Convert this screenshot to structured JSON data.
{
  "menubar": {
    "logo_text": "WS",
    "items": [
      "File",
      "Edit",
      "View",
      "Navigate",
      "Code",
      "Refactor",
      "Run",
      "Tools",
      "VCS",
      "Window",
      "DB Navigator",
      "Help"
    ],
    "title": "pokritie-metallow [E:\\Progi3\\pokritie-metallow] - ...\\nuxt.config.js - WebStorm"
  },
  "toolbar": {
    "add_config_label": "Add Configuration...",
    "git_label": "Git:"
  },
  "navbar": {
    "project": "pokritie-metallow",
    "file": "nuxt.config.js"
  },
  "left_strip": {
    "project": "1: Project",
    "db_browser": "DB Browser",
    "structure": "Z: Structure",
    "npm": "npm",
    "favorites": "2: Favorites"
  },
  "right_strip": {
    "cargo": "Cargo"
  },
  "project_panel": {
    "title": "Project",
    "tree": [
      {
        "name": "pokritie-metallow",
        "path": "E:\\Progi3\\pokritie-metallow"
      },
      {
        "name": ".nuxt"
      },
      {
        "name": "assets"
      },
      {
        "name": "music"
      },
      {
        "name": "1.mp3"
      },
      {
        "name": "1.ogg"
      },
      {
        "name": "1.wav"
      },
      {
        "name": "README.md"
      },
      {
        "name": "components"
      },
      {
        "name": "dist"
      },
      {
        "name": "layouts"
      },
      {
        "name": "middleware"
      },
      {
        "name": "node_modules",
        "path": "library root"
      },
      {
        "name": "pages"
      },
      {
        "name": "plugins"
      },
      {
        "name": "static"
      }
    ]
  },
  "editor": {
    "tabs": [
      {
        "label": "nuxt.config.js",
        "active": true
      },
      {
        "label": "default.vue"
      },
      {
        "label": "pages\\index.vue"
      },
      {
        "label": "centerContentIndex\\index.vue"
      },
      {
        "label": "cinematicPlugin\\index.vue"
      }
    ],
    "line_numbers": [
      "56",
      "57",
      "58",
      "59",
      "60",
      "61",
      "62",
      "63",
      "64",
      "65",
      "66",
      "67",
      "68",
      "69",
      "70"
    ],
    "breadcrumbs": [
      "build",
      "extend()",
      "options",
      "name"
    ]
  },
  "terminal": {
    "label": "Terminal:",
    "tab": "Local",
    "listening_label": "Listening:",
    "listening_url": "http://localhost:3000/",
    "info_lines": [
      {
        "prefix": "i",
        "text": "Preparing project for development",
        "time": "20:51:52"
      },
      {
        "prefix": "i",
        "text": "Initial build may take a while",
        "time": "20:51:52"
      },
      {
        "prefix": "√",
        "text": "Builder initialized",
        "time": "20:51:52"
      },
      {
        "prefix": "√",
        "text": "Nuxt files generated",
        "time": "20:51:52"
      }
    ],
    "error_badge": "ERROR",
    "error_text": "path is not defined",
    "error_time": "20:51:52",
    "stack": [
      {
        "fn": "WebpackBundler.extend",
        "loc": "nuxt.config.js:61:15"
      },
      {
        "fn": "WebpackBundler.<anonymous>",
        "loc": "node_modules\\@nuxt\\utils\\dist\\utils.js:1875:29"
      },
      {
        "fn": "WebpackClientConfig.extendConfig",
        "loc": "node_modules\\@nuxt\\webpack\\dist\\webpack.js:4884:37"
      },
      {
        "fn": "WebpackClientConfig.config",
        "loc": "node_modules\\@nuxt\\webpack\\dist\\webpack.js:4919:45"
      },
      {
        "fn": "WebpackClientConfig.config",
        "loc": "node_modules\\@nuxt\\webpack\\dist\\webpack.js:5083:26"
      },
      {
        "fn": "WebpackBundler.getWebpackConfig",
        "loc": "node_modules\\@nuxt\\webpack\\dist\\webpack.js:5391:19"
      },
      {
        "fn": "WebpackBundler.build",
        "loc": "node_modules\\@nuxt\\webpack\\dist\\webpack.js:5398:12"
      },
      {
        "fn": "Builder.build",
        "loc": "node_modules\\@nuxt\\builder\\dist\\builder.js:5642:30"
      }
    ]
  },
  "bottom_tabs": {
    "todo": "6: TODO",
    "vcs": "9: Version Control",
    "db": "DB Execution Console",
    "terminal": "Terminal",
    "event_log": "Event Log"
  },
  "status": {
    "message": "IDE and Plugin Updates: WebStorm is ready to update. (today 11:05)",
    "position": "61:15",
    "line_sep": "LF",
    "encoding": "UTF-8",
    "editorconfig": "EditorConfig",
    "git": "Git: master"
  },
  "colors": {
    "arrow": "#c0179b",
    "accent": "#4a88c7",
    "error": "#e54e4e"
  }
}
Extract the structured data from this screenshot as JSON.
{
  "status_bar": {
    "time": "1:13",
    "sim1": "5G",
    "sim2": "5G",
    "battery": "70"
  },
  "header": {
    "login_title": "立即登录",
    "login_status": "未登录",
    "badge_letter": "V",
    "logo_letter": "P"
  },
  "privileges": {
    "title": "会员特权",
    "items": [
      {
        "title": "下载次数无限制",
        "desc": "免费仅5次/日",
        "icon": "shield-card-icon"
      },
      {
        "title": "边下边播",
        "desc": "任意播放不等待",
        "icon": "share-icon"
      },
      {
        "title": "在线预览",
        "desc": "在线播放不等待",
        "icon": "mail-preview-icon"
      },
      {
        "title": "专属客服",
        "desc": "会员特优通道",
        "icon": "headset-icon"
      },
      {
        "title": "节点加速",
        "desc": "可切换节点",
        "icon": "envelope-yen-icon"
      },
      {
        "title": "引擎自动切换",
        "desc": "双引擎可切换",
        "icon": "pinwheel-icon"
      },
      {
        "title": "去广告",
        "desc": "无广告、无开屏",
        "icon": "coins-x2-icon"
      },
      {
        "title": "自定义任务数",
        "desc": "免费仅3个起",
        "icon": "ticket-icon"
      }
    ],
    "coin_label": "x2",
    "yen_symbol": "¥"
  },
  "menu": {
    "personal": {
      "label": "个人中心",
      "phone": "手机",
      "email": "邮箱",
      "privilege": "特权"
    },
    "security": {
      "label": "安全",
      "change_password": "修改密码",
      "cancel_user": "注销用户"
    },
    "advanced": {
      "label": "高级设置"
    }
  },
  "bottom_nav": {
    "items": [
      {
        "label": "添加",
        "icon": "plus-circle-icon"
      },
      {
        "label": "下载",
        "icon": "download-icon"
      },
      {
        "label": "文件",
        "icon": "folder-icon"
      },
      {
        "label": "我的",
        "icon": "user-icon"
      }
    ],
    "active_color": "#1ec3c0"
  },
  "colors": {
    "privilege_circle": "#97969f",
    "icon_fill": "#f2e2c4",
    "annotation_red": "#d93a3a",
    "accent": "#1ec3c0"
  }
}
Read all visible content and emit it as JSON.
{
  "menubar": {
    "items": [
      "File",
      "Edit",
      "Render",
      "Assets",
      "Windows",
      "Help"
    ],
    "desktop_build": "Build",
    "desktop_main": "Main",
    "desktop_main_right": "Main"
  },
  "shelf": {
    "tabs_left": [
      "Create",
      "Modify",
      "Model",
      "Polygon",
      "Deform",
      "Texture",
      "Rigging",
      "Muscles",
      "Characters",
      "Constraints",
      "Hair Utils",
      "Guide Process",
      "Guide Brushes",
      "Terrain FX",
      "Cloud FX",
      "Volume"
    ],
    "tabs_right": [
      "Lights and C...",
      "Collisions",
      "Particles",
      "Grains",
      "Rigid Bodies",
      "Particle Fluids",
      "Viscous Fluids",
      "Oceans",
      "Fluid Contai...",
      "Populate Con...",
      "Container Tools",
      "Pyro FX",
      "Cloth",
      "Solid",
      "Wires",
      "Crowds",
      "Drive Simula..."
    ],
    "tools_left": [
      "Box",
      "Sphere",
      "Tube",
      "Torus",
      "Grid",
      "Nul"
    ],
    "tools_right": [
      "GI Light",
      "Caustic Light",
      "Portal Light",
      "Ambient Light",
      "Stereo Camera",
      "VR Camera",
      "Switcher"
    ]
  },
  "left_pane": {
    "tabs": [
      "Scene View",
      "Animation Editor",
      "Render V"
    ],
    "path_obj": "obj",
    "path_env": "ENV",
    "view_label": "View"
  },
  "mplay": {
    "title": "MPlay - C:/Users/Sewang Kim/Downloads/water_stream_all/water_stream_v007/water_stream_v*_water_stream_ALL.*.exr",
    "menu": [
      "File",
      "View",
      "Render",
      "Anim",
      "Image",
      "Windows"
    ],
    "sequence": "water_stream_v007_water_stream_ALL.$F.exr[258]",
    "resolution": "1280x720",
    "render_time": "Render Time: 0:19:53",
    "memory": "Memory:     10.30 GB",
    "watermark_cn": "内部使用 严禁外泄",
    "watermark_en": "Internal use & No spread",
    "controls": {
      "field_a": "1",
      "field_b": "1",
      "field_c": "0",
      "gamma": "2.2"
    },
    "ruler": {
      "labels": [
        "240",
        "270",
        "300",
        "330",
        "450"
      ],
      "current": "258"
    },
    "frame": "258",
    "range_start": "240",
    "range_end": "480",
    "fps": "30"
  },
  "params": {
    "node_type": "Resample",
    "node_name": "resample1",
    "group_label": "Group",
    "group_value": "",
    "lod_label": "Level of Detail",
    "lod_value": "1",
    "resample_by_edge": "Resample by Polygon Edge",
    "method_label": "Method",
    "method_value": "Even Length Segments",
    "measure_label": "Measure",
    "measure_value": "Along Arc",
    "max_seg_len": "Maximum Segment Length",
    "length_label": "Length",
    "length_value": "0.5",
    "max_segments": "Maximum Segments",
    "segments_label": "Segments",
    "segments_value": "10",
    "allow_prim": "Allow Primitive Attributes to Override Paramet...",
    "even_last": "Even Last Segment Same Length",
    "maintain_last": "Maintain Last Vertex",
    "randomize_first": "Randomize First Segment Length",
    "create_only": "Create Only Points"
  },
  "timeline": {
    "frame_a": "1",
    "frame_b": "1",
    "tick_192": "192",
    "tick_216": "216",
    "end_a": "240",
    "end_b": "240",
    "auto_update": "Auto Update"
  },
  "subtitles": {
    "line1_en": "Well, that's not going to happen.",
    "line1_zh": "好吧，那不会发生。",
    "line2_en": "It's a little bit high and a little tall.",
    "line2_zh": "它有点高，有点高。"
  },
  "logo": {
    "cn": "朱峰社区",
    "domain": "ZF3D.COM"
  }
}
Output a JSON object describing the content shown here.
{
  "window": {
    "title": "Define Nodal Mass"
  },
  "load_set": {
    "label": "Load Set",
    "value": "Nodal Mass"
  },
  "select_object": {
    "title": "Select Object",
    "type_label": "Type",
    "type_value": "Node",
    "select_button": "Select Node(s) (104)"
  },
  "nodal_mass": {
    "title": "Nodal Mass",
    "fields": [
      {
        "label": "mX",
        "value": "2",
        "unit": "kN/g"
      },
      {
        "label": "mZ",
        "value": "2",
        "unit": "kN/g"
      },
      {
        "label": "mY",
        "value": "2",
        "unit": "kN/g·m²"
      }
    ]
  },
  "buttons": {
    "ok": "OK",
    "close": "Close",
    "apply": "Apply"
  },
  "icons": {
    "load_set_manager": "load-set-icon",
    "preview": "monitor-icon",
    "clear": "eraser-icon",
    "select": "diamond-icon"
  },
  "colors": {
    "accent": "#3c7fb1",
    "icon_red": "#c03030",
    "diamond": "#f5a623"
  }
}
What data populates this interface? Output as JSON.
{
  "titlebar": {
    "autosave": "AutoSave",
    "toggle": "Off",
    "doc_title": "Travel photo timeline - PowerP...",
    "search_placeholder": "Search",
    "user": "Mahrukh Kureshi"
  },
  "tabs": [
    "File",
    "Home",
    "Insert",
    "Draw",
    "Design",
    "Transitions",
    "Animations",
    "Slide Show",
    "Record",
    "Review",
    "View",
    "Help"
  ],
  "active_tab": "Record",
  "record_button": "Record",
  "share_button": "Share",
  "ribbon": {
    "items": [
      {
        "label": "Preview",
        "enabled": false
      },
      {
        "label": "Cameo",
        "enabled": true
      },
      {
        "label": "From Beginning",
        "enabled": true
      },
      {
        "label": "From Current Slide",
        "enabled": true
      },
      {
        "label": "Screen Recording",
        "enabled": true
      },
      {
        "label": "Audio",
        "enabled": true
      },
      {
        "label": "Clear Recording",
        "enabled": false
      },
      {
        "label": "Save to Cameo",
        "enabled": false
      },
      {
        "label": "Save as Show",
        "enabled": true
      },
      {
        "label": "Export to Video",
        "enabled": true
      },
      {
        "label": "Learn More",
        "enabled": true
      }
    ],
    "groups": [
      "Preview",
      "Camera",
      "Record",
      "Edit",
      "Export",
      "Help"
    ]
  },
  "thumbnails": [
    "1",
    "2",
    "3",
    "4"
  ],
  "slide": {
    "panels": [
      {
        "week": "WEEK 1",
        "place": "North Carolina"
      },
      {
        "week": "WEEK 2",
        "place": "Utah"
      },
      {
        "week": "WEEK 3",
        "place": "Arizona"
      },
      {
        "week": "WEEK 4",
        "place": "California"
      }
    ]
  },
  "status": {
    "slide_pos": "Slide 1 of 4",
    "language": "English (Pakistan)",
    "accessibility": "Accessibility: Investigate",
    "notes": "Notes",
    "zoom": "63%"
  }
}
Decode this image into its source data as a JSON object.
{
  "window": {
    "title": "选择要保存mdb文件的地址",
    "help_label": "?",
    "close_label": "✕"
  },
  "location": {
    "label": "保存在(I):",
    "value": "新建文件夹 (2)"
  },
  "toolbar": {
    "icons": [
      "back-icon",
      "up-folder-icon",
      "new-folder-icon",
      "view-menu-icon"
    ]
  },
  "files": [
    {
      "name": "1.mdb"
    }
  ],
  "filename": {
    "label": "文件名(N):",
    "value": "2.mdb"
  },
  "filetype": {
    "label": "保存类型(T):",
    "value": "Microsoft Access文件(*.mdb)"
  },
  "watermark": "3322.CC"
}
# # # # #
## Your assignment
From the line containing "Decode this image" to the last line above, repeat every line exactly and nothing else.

## Result of this task
Decode this image into its source data as a JSON object.
{
  "window": {
    "title": "选择要保存mdb文件的地址",
    "help_label": "?",
    "close_label": "✕"
  },
  "location": {
    "label": "保存在(I):",
    "value": "新建文件夹 (2)"
  },
  "toolbar": {
    "icons": [
      "back-icon",
      "up-folder-icon",
      "new-folder-icon",
      "view-menu-icon"
    ]
  },
  "files": [
    {
      "name": "1.mdb"
    }
  ],
  "filename": {
    "label": "文件名(N):",
    "value": "2.mdb"
  },
  "filetype": {
    "label": "保存类型(T):",
    "value": "Microsoft Access文件(*.mdb)"
  },
  "watermark": "3322.CC"
}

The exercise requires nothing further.